[Opening Supplied material section]

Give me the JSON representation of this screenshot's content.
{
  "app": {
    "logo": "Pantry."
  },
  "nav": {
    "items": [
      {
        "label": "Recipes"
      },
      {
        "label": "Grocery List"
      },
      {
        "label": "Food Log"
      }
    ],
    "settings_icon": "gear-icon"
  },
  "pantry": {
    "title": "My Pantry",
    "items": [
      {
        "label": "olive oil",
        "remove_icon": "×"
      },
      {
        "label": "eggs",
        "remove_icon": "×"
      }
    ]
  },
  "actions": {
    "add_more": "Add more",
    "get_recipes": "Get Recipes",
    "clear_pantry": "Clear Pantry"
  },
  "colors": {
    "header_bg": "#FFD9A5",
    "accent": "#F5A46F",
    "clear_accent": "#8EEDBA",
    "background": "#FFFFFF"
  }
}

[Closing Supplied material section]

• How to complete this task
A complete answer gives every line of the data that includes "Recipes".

• Result of the exercise
        "label": "Recipes"
    "get_recipes": "Get Recipes",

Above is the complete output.